King County Executive Dow Constantine has proposed employee layoffs and service cuts to county departments to bridge a $60 million budget shortfall.
Constantine proposed a $5 billion budget Monday — including $612.8 million for the general fund, the account used to pay for public safety and criminal justice services. Constantine has allotted more than three-fourths of the budget for safety services.
King County Council members said after years of deep cuts, only difficult decisions remain to close the spending gap. The council is due to approve a budget by late November.
Issaquah-area Councilwoman Kathy Lambert serves as vice chairwoman of the Budget Leadership Team and directs the Health and Human Services Panel, the group responsible for assessing the proposed budget for public health and human services funding.
“The county’s local government responsibility is an important issue I will focus on throughout the budget process,” Lambert said. “People living in unincorporated areas depend on King County for local government services, such as law enforcement, and we have the responsibility to provide local services for these residents, particularly in the rural area.”
Councilman Reagan Dunn, the other Issaquah-area representative, leads the Law and Justice Panel. The group must decide on proposed budgets for the King County Sheriff’s Office, the Prosecutor’s Office, and the District and Superior courts.
“The cuts to our law enforcement system are deep. I don’t like seeing the safety of the community on the chopping block and I will work with my colleagues to find ways to restore the worst cuts,” he said in a statement. “This budget must start us on a path toward more sustainable budgets. Unless we can limit the growth of King County government to the rate of inflation, we will be here year after year cutting our most important programs.”

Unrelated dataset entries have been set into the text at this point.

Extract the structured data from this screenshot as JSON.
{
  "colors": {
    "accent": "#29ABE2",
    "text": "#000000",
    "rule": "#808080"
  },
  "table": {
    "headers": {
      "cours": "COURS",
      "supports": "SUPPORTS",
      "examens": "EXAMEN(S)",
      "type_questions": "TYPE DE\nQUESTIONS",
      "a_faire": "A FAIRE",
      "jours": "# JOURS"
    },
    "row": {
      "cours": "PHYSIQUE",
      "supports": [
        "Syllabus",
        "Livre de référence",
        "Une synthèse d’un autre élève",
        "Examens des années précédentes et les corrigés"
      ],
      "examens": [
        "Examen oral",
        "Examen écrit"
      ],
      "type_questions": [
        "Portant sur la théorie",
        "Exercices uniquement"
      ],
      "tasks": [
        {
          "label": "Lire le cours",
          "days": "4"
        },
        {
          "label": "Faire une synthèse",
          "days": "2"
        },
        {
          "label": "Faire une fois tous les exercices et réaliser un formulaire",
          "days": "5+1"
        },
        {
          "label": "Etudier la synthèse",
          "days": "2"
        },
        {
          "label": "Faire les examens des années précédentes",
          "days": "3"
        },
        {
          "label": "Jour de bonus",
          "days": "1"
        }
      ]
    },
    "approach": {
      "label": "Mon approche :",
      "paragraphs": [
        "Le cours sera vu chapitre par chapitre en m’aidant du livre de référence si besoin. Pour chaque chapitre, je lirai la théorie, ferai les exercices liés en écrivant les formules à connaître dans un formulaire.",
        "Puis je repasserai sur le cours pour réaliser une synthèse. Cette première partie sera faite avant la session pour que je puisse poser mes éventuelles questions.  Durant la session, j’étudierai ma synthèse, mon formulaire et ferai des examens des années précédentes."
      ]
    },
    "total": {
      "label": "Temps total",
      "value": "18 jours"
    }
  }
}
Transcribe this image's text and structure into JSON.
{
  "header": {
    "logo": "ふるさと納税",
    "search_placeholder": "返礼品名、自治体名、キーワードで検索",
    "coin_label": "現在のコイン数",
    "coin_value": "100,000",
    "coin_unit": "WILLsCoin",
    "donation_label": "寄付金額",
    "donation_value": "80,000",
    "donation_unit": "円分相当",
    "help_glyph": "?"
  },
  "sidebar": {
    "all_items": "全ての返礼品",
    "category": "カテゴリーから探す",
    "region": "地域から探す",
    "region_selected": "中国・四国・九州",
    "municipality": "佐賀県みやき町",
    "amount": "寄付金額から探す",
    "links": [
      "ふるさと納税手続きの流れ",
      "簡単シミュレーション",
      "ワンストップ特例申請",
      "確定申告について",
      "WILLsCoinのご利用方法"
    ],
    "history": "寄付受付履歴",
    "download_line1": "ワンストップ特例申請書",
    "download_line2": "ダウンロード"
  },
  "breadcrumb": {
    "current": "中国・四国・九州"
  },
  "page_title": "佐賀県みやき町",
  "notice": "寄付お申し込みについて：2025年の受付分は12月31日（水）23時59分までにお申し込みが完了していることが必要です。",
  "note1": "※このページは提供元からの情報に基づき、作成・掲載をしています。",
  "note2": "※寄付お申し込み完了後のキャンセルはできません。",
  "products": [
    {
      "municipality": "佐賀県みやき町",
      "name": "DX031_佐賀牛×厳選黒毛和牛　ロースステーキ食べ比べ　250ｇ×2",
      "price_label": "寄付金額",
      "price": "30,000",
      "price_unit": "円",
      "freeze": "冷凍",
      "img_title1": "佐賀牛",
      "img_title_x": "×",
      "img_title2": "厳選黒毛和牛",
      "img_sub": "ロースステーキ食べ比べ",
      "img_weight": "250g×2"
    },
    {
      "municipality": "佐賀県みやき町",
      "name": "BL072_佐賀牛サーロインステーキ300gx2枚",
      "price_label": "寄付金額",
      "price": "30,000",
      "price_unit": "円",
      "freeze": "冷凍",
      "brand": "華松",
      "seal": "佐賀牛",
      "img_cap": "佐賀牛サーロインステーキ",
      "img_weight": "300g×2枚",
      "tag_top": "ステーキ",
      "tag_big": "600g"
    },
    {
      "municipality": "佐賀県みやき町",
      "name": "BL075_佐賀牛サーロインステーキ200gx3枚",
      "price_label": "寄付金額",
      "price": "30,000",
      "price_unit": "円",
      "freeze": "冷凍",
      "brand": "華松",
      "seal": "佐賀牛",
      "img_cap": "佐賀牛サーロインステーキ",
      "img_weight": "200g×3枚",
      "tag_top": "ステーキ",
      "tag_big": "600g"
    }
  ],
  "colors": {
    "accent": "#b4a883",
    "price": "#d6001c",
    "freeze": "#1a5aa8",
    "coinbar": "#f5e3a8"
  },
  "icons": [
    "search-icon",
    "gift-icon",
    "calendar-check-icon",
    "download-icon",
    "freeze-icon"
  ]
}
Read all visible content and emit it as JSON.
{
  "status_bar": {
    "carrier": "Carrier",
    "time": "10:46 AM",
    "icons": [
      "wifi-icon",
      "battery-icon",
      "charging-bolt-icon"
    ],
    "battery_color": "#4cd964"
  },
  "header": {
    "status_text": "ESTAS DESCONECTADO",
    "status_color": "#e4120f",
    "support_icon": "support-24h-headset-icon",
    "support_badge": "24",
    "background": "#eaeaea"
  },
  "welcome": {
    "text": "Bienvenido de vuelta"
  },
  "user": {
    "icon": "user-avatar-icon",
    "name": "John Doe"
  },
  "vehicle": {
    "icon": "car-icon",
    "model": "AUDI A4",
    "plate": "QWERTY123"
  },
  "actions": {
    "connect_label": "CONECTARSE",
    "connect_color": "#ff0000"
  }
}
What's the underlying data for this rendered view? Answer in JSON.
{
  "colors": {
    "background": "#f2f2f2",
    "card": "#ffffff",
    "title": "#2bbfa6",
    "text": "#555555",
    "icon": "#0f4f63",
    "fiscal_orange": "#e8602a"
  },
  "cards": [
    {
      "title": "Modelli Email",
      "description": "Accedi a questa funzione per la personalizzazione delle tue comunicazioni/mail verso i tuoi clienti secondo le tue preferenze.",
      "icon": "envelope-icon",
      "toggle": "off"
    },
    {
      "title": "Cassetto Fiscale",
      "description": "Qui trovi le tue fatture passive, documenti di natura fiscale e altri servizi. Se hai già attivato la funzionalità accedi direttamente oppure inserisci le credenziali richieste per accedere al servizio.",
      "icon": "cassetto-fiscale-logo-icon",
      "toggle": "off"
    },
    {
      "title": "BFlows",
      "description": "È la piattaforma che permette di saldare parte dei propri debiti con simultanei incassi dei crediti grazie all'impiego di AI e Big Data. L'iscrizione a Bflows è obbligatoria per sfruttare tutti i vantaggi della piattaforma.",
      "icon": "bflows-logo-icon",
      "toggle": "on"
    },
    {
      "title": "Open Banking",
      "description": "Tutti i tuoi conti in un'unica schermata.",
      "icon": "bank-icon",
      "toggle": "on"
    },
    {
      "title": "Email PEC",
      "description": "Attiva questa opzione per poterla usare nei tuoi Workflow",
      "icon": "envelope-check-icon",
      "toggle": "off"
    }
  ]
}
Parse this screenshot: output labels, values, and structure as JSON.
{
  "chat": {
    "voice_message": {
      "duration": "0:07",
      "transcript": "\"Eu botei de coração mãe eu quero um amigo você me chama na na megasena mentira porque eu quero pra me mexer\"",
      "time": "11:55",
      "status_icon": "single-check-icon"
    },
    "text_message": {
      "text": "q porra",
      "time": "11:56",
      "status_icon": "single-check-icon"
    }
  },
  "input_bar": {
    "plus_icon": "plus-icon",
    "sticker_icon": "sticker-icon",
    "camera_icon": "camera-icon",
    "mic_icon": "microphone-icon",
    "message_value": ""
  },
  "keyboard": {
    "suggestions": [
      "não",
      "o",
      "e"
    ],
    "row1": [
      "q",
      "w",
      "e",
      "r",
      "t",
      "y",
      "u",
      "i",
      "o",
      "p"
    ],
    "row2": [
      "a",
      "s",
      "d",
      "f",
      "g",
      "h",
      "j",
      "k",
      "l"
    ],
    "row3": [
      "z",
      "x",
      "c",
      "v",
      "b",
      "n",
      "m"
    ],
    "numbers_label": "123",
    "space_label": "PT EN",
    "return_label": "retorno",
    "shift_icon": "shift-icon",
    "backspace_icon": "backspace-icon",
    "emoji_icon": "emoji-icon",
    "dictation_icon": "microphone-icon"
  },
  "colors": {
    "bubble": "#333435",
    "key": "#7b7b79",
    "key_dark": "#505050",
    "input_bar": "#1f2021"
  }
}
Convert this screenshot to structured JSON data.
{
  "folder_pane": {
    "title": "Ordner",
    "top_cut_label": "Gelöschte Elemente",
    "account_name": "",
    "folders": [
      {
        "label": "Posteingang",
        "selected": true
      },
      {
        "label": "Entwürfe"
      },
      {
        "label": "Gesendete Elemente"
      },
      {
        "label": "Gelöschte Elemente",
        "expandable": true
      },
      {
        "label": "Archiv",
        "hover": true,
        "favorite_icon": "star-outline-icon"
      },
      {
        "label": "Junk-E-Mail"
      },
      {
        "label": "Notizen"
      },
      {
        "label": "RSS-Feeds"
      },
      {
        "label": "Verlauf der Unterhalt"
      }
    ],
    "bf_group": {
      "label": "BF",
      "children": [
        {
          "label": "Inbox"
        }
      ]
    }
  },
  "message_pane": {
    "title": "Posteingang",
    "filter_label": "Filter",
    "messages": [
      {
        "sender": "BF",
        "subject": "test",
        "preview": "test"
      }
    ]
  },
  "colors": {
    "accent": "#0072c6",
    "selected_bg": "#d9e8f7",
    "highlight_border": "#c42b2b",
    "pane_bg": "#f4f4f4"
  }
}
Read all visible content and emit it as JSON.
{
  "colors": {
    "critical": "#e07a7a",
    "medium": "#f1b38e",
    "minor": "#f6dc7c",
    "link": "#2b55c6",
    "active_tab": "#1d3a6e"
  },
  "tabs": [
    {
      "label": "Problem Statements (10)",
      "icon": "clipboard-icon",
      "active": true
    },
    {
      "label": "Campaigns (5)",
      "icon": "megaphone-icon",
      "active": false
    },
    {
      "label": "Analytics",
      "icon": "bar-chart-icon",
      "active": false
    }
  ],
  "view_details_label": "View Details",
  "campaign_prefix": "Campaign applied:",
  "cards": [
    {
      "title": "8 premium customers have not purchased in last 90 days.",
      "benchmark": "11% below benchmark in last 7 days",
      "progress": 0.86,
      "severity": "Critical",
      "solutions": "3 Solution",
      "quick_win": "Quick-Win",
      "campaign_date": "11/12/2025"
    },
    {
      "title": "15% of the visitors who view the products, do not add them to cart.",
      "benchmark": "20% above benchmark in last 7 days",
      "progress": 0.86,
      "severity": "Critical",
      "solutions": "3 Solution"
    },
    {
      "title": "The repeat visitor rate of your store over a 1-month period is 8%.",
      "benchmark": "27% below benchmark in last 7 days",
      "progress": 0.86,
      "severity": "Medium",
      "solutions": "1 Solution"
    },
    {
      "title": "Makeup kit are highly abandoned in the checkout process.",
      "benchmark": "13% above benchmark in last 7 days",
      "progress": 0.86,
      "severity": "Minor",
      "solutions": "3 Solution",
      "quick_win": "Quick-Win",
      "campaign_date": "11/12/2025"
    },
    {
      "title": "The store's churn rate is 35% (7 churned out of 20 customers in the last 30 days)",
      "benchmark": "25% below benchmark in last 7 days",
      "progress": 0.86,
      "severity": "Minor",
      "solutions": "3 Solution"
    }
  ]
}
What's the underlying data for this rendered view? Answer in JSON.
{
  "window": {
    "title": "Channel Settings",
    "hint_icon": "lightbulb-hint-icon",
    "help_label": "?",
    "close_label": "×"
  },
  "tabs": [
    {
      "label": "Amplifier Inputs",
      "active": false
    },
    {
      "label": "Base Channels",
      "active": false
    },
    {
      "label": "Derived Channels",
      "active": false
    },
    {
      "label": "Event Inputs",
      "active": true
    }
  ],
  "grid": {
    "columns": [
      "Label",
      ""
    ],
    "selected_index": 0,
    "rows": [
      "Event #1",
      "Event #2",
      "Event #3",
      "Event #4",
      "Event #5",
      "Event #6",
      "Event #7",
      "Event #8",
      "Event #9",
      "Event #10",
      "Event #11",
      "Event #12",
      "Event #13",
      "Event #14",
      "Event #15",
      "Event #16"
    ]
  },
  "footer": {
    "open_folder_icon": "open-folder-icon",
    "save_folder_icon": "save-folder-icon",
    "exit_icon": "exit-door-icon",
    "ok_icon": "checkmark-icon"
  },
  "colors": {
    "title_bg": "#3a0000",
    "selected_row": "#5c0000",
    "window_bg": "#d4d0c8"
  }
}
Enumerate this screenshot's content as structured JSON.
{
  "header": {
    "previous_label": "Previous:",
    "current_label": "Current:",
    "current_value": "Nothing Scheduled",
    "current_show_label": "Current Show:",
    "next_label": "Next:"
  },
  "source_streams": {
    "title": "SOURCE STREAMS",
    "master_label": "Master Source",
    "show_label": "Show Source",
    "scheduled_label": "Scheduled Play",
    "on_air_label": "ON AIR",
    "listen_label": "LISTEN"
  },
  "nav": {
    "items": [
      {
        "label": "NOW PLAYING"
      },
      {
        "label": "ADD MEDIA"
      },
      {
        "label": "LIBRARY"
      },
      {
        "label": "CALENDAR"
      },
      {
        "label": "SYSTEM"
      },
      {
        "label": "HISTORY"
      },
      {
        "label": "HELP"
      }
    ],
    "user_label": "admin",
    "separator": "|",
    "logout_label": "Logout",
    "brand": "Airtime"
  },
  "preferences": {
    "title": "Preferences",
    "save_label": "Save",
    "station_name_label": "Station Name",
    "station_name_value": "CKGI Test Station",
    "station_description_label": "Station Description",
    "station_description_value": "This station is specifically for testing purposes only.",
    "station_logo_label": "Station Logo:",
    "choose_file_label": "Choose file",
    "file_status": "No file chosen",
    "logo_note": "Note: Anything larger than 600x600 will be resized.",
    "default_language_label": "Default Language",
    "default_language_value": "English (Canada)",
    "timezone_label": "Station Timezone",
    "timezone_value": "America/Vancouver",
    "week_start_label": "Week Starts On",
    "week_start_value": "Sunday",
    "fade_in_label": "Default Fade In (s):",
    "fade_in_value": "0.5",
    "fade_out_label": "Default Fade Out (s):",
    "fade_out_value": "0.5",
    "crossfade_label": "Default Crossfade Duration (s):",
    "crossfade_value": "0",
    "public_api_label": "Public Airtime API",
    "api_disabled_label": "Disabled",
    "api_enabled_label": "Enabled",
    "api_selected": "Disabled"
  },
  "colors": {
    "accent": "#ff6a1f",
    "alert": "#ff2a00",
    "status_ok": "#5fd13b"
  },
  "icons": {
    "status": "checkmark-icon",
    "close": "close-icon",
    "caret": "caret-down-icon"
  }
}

The review process starts Oct. 5. But the proposed budget could receive a last-minute rewrite if a county sales tax measure passes in November. The county has asked voters to increase the sales tax rate from 9.5 percent to 9.7 percent to prevent cuts to criminal justice services.